**Aim of the exercise:**
The expected response is the complete listing below, restated exactly, with its pictures omitted.

═══ Given records

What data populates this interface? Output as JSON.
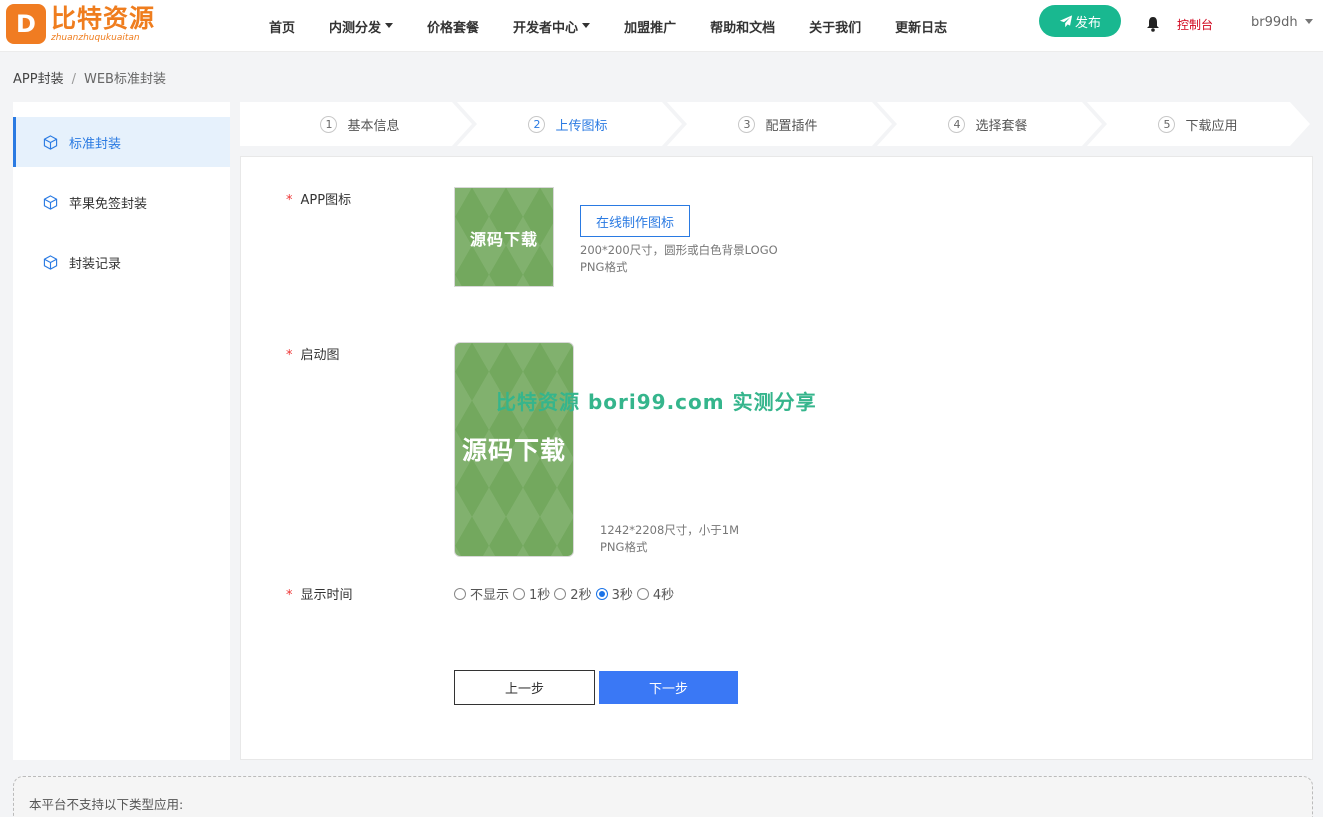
{
  "header": {
    "logo_mark": "D",
    "logo_title": "比特资源",
    "logo_sub": "zhuanzhuqukuaitan",
    "nav": [
      {
        "label": "首页",
        "dropdown": false
      },
      {
        "label": "内测分发",
        "dropdown": true
      },
      {
        "label": "价格套餐",
        "dropdown": false
      },
      {
        "label": "开发者中心",
        "dropdown": true
      },
      {
        "label": "加盟推广",
        "dropdown": false
      },
      {
        "label": "帮助和文档",
        "dropdown": false
      },
      {
        "label": "关于我们",
        "dropdown": false
      },
      {
        "label": "更新日志",
        "dropdown": false
      }
    ],
    "publish_label": "发布",
    "console_label": "控制台",
    "username": "br99dh",
    "accent_color": "#19b890"
  },
  "breadcrumb": {
    "root": "APP封装",
    "separator": "/",
    "current": "WEB标准封装"
  },
  "sidebar": {
    "items": [
      {
        "label": "标准封装",
        "active": true
      },
      {
        "label": "苹果免签封装",
        "active": false
      },
      {
        "label": "封装记录",
        "active": false
      }
    ]
  },
  "steps": [
    {
      "num": "1",
      "label": "基本信息",
      "active": false
    },
    {
      "num": "2",
      "label": "上传图标",
      "active": true
    },
    {
      "num": "3",
      "label": "配置插件",
      "active": false
    },
    {
      "num": "4",
      "label": "选择套餐",
      "active": false
    },
    {
      "num": "5",
      "label": "下载应用",
      "active": false
    }
  ],
  "form": {
    "required_mark": "*",
    "icon_label": "APP图标",
    "icon_thumb_text": "源码下载",
    "make_icon_button": "在线制作图标",
    "icon_hint_1": "200*200尺寸，圆形或白色背景LOGO",
    "icon_hint_2": "PNG格式",
    "splash_label": "启动图",
    "splash_thumb_text": "源码下载",
    "splash_hint_1": "1242*2208尺寸，小于1M",
    "splash_hint_2": "PNG格式",
    "duration_label": "显示时间",
    "duration_options": [
      {
        "label": "不显示",
        "checked": false
      },
      {
        "label": "1秒",
        "checked": false
      },
      {
        "label": "2秒",
        "checked": false
      },
      {
        "label": "3秒",
        "checked": true
      },
      {
        "label": "4秒",
        "checked": false
      }
    ],
    "prev_button": "上一步",
    "next_button": "下一步"
  },
  "watermark": "比特资源 bori99.com 实测分享",
  "notice": {
    "title": "本平台不支持以下类型应用:"
  }
}
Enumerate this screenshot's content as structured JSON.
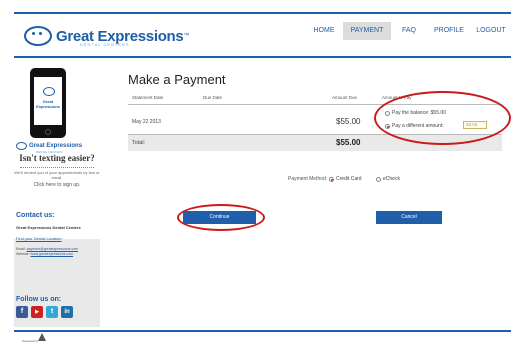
{
  "header": {
    "logo_text": "Great Expressions",
    "logo_tm": "™",
    "logo_sub": "DENTAL CENTERS",
    "nav": [
      {
        "label": "HOME",
        "active": false
      },
      {
        "label": "PAYMENT",
        "active": true
      },
      {
        "label": "FAQ",
        "active": false
      },
      {
        "label": "PROFILE",
        "active": false
      },
      {
        "label": "LOGOUT",
        "active": false
      }
    ]
  },
  "sidebar": {
    "phone_logo_text": "Great Expressions",
    "side_logo_text": "Great Expressions",
    "side_logo_sub": "DENTAL CENTERS",
    "texting_heading": "Isn't texting easier?",
    "texting_body": "We'll remind you of your appointments by text or email.",
    "signup_text": "Click here to sign up.",
    "contact_title": "Contact us:",
    "contact_org": "Great Expressions Dental Centers",
    "find_location": "Find your Dental Location",
    "email_label": "Email:",
    "email_value": "payment@greatexpressions.com",
    "website_label": "Website:",
    "website_value": "www.greatexpressions.com",
    "follow_title": "Follow us on:",
    "social": [
      {
        "name": "facebook",
        "glyph": "f",
        "color": "#3b5998"
      },
      {
        "name": "youtube",
        "glyph": "▶",
        "color": "#cc2222"
      },
      {
        "name": "twitter",
        "glyph": "t",
        "color": "#33a8d8"
      },
      {
        "name": "linkedin",
        "glyph": "in",
        "color": "#1f6fa8"
      }
    ]
  },
  "main": {
    "title": "Make a Payment",
    "columns": {
      "statement_date": "Statement Date",
      "due_date": "Due Date",
      "amount_due": "Amount Due",
      "amount_to_pay": "Amount to Pay"
    },
    "row": {
      "statement_date": "May 22 2013",
      "amount_due": "$55.00"
    },
    "total": {
      "label": "Total:",
      "amount": "$55.00"
    },
    "pay_options": {
      "balance_label": "Pay the balance: $55.00",
      "different_label": "Pay a different amount:",
      "different_value": "28.00",
      "selected": "different"
    },
    "payment_method": {
      "label": "Payment Method:",
      "options": [
        "Credit Card",
        "eCheck"
      ],
      "selected": "Credit Card"
    },
    "continue_label": "Continue",
    "cancel_label": "Cancel"
  },
  "footer": {
    "text": "Powered by"
  },
  "colors": {
    "brand_blue": "#1f5ea8",
    "annotation_red": "#cc1a1a",
    "sidebar_gray": "#e9e9e9"
  }
}
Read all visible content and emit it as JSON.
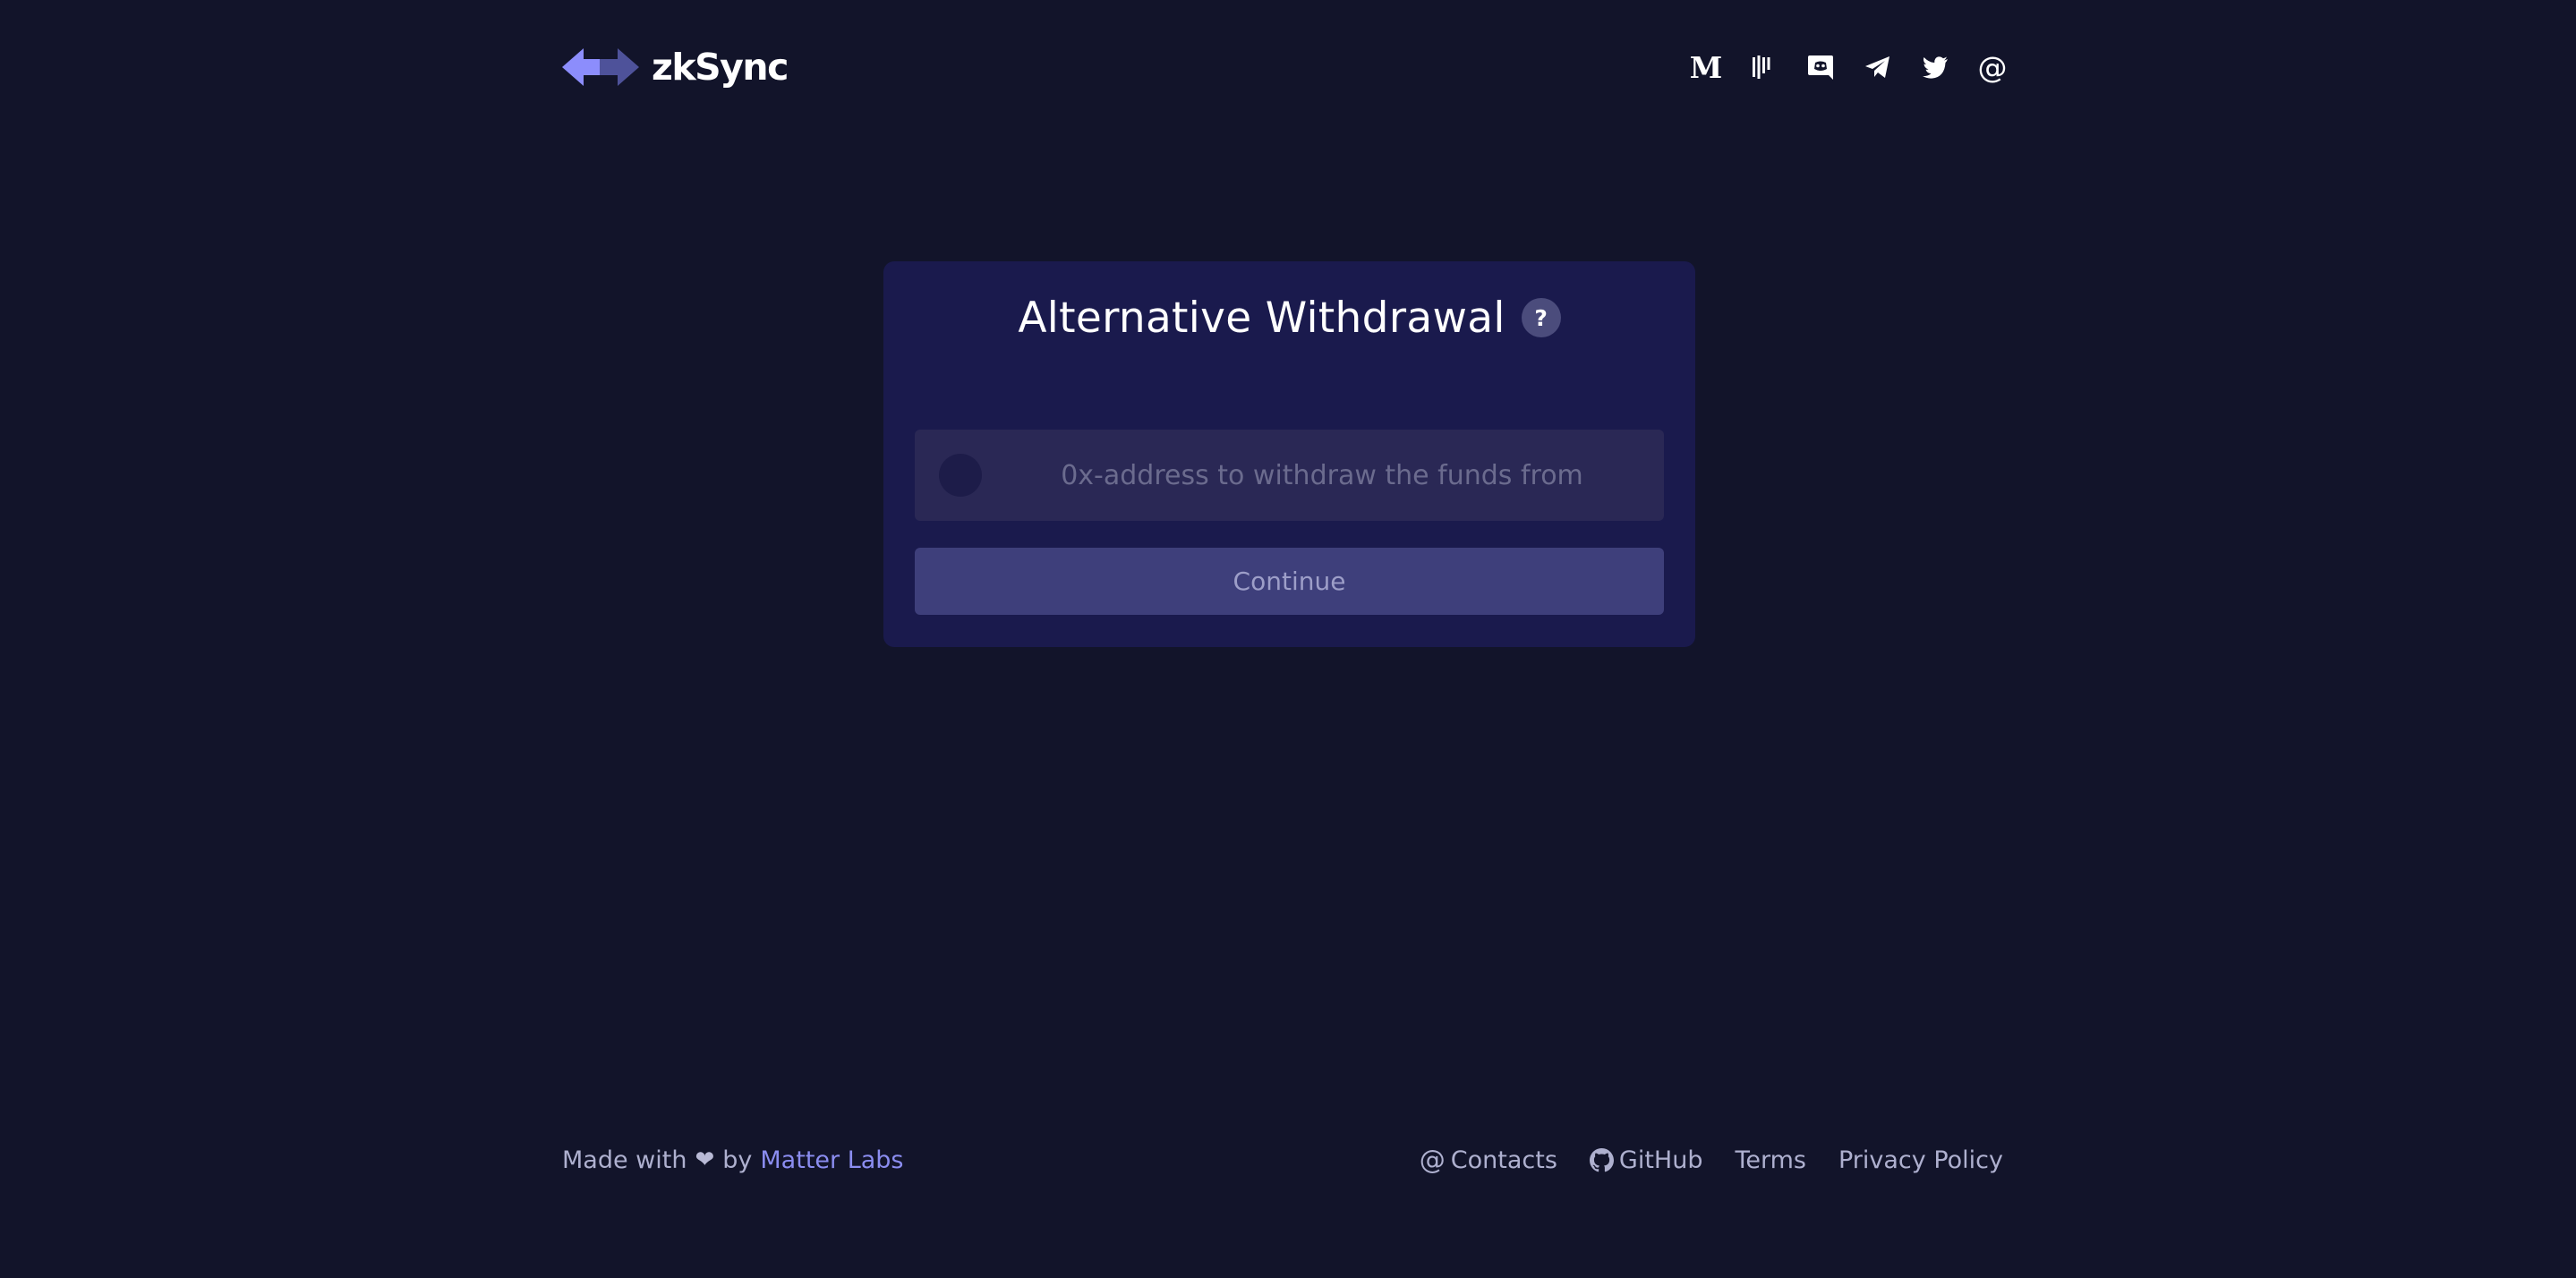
{
  "header": {
    "logo_text": "zkSync",
    "socials": [
      {
        "name": "medium-icon",
        "glyph": "M"
      },
      {
        "name": "gitcoin-icon"
      },
      {
        "name": "discord-icon"
      },
      {
        "name": "telegram-icon"
      },
      {
        "name": "twitter-icon"
      },
      {
        "name": "email-icon",
        "glyph": "@"
      }
    ]
  },
  "card": {
    "title": "Alternative Withdrawal",
    "help_glyph": "?",
    "address_placeholder": "0x-address to withdraw the funds from",
    "address_value": "",
    "continue_label": "Continue"
  },
  "footer": {
    "made_with": "Made with",
    "heart": "❤",
    "by": "by",
    "matter_labs": "Matter Labs",
    "contacts_glyph": "@",
    "contacts": "Contacts",
    "github": "GitHub",
    "terms": "Terms",
    "privacy": "Privacy Policy"
  },
  "colors": {
    "background": "#12142a",
    "card": "#1a1a4d",
    "input": "#2a2855",
    "button": "#3e3f7b",
    "accent": "#8b8df0",
    "logo_primary": "#8c8dfc",
    "logo_secondary": "#4e529a"
  }
}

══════

**Response for this exercise:**
What data populates this interface? Output as JSON.
{
  "header": {
    "logo_mark": "D",
    "logo_title": "比特资源",
    "logo_sub": "zhuanzhuqukuaitan",
    "nav": [
      {
        "label": "首页",
        "dropdown": false
      },
      {
        "label": "内测分发",
        "dropdown": true
      },
      {
        "label": "价格套餐",
        "dropdown": false
      },
      {
        "label": "开发者中心",
        "dropdown": true
      },
      {
        "label": "加盟推广",
        "dropdown": false
      },
      {
        "label": "帮助和文档",
        "dropdown": false
      },
      {
        "label": "关于我们",
        "dropdown": false
      },
      {
        "label": "更新日志",
        "dropdown": false
      }
    ],
    "publish_label": "发布",
    "console_label": "控制台",
    "username": "br99dh",
    "accent_color": "#19b890"
  },
  "breadcrumb": {
    "root": "APP封装",
    "separator": "/",
    "current": "WEB标准封装"
  },
  "sidebar": {
    "items": [
      {
        "label": "标准封装",
        "active": true
      },
      {
        "label": "苹果免签封装",
        "active": false
      },
      {
        "label": "封装记录",
        "active": false
      }
    ]
  },
  "steps": [
    {
      "num": "1",
      "label": "基本信息",
      "active": false
    },
    {
      "num": "2",
      "label": "上传图标",
      "active": true
    },
    {
      "num": "3",
      "label": "配置插件",
      "active": false
    },
    {
      "num": "4",
      "label": "选择套餐",
      "active": false
    },
    {
      "num": "5",
      "label": "下载应用",
      "active": false
    }
  ],
  "form": {
    "required_mark": "*",
    "icon_label": "APP图标",
    "icon_thumb_text": "源码下载",
    "make_icon_button": "在线制作图标",
    "icon_hint_1": "200*200尺寸，圆形或白色背景LOGO",
    "icon_hint_2": "PNG格式",
    "splash_label": "启动图",
    "splash_thumb_text": "源码下载",
    "splash_hint_1": "1242*2208尺寸，小于1M",
    "splash_hint_2": "PNG格式",
    "duration_label": "显示时间",
    "duration_options": [
      {
        "label": "不显示",
        "checked": false
      },
      {
        "label": "1秒",
        "checked": false
      },
      {
        "label": "2秒",
        "checked": false
      },
      {
        "label": "3秒",
        "checked": true
      },
      {
        "label": "4秒",
        "checked": false
      }
    ],
    "prev_button": "上一步",
    "next_button": "下一步"
  },
  "watermark": "比特资源 bori99.com 实测分享",
  "notice": {
    "title": "本平台不支持以下类型应用:"
  }
}
Enumerate this screenshot's content as structured JSON.
{
  "header": {
    "logo_text": "Great Expressions",
    "logo_tm": "™",
    "logo_sub": "DENTAL CENTERS",
    "nav": [
      {
        "label": "HOME",
        "active": false
      },
      {
        "label": "PAYMENT",
        "active": true
      },
      {
        "label": "FAQ",
        "active": false
      },
      {
        "label": "PROFILE",
        "active": false
      },
      {
        "label": "LOGOUT",
        "active": false
      }
    ]
  },
  "sidebar": {
    "phone_logo_text": "Great Expressions",
    "side_logo_text": "Great Expressions",
    "side_logo_sub": "DENTAL CENTERS",
    "texting_heading": "Isn't texting easier?",
    "texting_body": "We'll remind you of your appointments by text or email.",
    "signup_text": "Click here to sign up.",
    "contact_title": "Contact us:",
    "contact_org": "Great Expressions Dental Centers",
    "find_location": "Find your Dental Location",
    "email_label": "Email:",
    "email_value": "payment@greatexpressions.com",
    "website_label": "Website:",
    "website_value": "www.greatexpressions.com",
    "follow_title": "Follow us on:",
    "social": [
      {
        "name": "facebook",
        "glyph": "f",
        "color": "#3b5998"
      },
      {
        "name": "youtube",
        "glyph": "▶",
        "color": "#cc2222"
      },
      {
        "name": "twitter",
        "glyph": "t",
        "color": "#33a8d8"
      },
      {
        "name": "linkedin",
        "glyph": "in",
        "color": "#1f6fa8"
      }
    ]
  },
  "main": {
    "title": "Make a Payment",
    "columns": {
      "statement_date": "Statement Date",
      "due_date": "Due Date",
      "amount_due": "Amount Due",
      "amount_to_pay": "Amount to Pay"
    },
    "row": {
      "statement_date": "May 22 2013",
      "amount_due": "$55.00"
    },
    "total": {
      "label": "Total:",
      "amount": "$55.00"
    },
    "pay_options": {
      "balance_label": "Pay the balance: $55.00",
      "different_label": "Pay a different amount:",
      "different_value": "28.00",
      "selected": "different"
    },
    "payment_method": {
      "label": "Payment Method:",
      "options": [
        "Credit Card",
        "eCheck"
      ],
      "selected": "Credit Card"
    },
    "continue_label": "Continue",
    "cancel_label": "Cancel"
  },
  "footer": {
    "text": "Powered by"
  },
  "colors": {
    "brand_blue": "#1f5ea8",
    "annotation_red": "#cc1a1a",
    "sidebar_gray": "#e9e9e9"
  }
}
Read all visible content and emit it as JSON.
{
  "header": {
    "logo_text": "zkSync",
    "socials": [
      {
        "name": "medium-icon",
        "glyph": "M"
      },
      {
        "name": "gitcoin-icon"
      },
      {
        "name": "discord-icon"
      },
      {
        "name": "telegram-icon"
      },
      {
        "name": "twitter-icon"
      },
      {
        "name": "email-icon",
        "glyph": "@"
      }
    ]
  },
  "card": {
    "title": "Alternative Withdrawal",
    "help_glyph": "?",
    "address_placeholder": "0x-address to withdraw the funds from",
    "address_value": "",
    "continue_label": "Continue"
  },
  "footer": {
    "made_with": "Made with",
    "heart": "❤",
    "by": "by",
    "matter_labs": "Matter Labs",
    "contacts_glyph": "@",
    "contacts": "Contacts",
    "github": "GitHub",
    "terms": "Terms",
    "privacy": "Privacy Policy"
  },
  "colors": {
    "background": "#12142a",
    "card": "#1a1a4d",
    "input": "#2a2855",
    "button": "#3e3f7b",
    "accent": "#8b8df0",
    "logo_primary": "#8c8dfc",
    "logo_secondary": "#4e529a"
  }
}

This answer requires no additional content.